Wiping the sweat from his hands, Ben threw his few clothes into a bag and pulled on his coat. Then he moved to the door and walked out, putting the DO NOT DISTURB notice on the handle. With luck no one would enter for a while. Taking the back stairs, he moved out into the alleyway behind the hotel, looking round to check that no one was following him. And as he hurried on, the memory of his brother’s last conversation came back.
Someone’s watching me. Oh God, someone’s here … Jesus, I’m so scared
And then he heard his answer:
You’re going to be OK. Just wait for me. I’m coming. I’m on my way
But he had been too late.
Moving out on to the street, Ben looked around then hailed a cab.
As the cabbie nodded and pulled out into the traffic, Ben stared out of the car window. He would get back to London, to safety. Maybe he would even go and see Roma Jaffe and ask her for help. His hands shaking, he tried to fasten his jacket, but gave up, flinching at the memory of the pig’s bloodied head, his mind blurring with unease as the cab dropped him at the airport and he headed for the Departure Lounge.
It was the last – under-booked – flight to London and there were only a few passengers waiting.
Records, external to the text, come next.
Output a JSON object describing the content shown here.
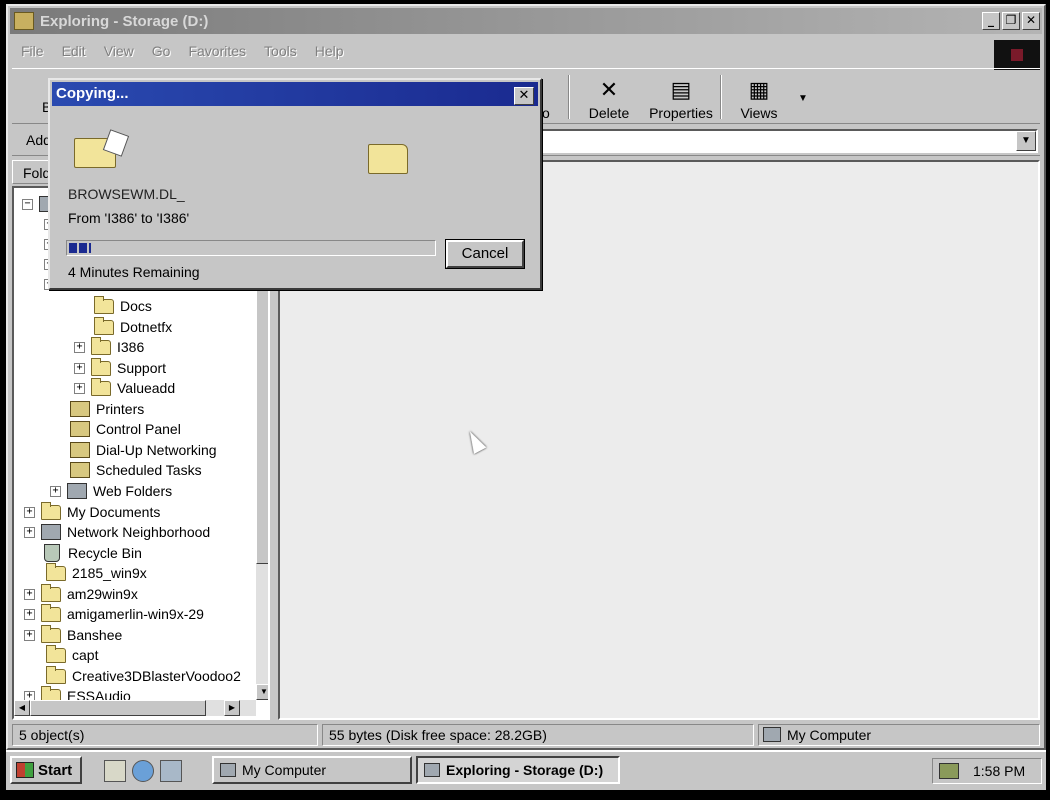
{
  "window": {
    "title": "Exploring - Storage (D:)",
    "minimize": "_",
    "maximize": "❐",
    "close": "✕"
  },
  "menu": [
    "File",
    "Edit",
    "View",
    "Go",
    "Favorites",
    "Tools",
    "Help"
  ],
  "toolbar": {
    "back_partial": "B",
    "delete": "Delete",
    "properties": "Properties",
    "views": "Views",
    "partial_label": "o"
  },
  "address": {
    "label": "Add",
    "value": ""
  },
  "folders_header": "Folde",
  "tree": [
    {
      "label": "Docs",
      "expander": ""
    },
    {
      "label": "Dotnetfx",
      "expander": ""
    },
    {
      "label": "I386",
      "expander": "+"
    },
    {
      "label": "Support",
      "expander": "+"
    },
    {
      "label": "Valueadd",
      "expander": "+"
    },
    {
      "label": "Printers"
    },
    {
      "label": "Control Panel"
    },
    {
      "label": "Dial-Up Networking"
    },
    {
      "label": "Scheduled Tasks"
    },
    {
      "label": "Web Folders",
      "expander": "+"
    },
    {
      "label": "My Documents",
      "expander": "+"
    },
    {
      "label": "Network Neighborhood",
      "expander": "+"
    },
    {
      "label": "Recycle Bin"
    },
    {
      "label": "2185_win9x"
    },
    {
      "label": "am29win9x",
      "expander": "+"
    },
    {
      "label": "amigamerlin-win9x-29",
      "expander": "+"
    },
    {
      "label": "Banshee",
      "expander": "+"
    },
    {
      "label": "capt"
    },
    {
      "label": "Creative3DBlasterVoodoo2"
    },
    {
      "label": "ESSAudio",
      "expander": "+"
    }
  ],
  "status": {
    "objects": "5 object(s)",
    "size": "55 bytes (Disk free space: 28.2GB)",
    "location": "My Computer"
  },
  "taskbar": {
    "start": "Start",
    "tasks": [
      "My Computer",
      "Exploring - Storage (D:)"
    ],
    "clock": "1:58 PM"
  },
  "dialog": {
    "title": "Copying...",
    "close": "✕",
    "filename": "BROWSEWM.DL_",
    "from_to": "From 'I386' to 'I386'",
    "progress_fraction": 0.06,
    "cancel": "Cancel",
    "remaining": "4 Minutes Remaining"
  }
}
Ben’s gaze moved around hurriedly, glossy, pristine images drenching his consciousness. Models promoting perfumes and handbags blurred with the background noise, a crying child forcing him to change seats.
Finally, an announcement sounded overhead.
‘Flight BA 7756 for London is now ready for boarding at Gate 14. Would passengers please keep their boarding passes and passports to hand.’
Hanging back, Ben let the other passengers board the plane first, then took his seat at the back. Across the aisle, a businesswoman took out an iPod and began to listen to music with her eyes closed. Looking down, Ben composed himself and then glanced out of the window into the darkness, his reflection looking back at him momentarily before he turned away.
The weight of fear hung over him, exhaustion pressing down on his body. Closing his eyes as the plane crawled up to the clouds, Ben finally slept. As the engines hummed and the businesswoman’s iPod whispered its tunes, he began to dream. Sweating, he shuffled in his seat, his breathing quickening as he remembered Diego Martinez, the dead body of Francis Asturias, and his brother’s terrified words.
Someone’s watching me. Oh God, someone’s here—
Terrified, he jerked awake. ‘God Almighty!’
Concerned, the stewardess came over to him. ‘Is there something the matter, sir?’
He was befuddled, her face coming in and out of focus. He couldn’t remember where he was and mistook her for a maid coming into his New York hotel room.
She would find the pig’s head … she would find the head
‘I don’t know anything about it!’ Ben snapped, beside himself with tiredness and confusion.
The stewardess looked puzzled, the other passengers curious. Ben had a sudden, crazed impulse to cry. A madman in polite society.
‘You don’t understand!’ he said, ‘I don’t know anything!’
‘Calm down, sir,’ the stewardess said kindly. ‘We can sort this out when we get to London.’
And then Ben realised that she was humouring him, and thought of all the times he had humoured his brother. When he was irritated by him, or didn’t believe him, or was trying to protect him. And he suddenly knew how it felt to have the whole world staring in at your own personal insanity.